▶ Exercise aim: Work through the records that follow and return each line containing the word "Analysis".

━━━━━━━━━━━━━━━━

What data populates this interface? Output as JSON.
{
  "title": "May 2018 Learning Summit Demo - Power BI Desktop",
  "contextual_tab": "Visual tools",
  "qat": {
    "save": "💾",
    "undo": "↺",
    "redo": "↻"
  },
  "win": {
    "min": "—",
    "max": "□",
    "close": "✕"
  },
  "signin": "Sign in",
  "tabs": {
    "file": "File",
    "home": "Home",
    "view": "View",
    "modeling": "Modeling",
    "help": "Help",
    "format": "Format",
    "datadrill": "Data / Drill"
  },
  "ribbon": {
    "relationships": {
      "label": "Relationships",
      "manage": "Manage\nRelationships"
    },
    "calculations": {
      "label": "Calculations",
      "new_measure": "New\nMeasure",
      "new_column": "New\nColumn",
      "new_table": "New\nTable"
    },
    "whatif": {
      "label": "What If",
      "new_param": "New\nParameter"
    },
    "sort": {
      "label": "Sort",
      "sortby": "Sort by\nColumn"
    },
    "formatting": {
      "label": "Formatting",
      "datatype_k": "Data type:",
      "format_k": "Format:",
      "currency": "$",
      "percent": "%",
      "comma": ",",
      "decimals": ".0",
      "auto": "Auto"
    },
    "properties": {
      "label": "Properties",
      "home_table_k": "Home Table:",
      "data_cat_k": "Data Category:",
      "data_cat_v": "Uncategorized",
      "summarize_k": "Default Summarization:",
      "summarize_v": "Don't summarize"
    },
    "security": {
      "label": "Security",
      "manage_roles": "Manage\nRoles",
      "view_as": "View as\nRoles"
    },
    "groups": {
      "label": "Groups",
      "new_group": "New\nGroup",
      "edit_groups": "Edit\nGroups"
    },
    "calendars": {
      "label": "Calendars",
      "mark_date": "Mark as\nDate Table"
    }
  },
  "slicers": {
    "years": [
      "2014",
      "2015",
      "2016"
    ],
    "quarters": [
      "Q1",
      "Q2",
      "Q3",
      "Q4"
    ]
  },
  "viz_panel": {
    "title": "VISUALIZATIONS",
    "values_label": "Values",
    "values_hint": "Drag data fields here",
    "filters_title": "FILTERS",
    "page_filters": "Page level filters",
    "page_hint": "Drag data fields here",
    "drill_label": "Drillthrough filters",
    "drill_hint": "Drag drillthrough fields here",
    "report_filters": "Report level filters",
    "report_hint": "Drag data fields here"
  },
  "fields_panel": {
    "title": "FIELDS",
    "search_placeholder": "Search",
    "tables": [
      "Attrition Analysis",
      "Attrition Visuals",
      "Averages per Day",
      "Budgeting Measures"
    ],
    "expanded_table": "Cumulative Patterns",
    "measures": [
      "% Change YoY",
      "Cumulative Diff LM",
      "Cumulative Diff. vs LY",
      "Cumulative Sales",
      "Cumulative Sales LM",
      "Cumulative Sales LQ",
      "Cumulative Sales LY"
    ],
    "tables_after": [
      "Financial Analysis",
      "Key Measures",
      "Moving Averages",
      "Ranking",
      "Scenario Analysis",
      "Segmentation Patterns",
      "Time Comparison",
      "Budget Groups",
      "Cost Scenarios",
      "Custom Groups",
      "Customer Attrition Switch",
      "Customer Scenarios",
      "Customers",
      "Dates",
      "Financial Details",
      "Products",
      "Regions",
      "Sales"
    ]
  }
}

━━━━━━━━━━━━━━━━

▶ Solved problem:
      "Attrition Analysis",
      "Financial Analysis",
      "Scenario Analysis",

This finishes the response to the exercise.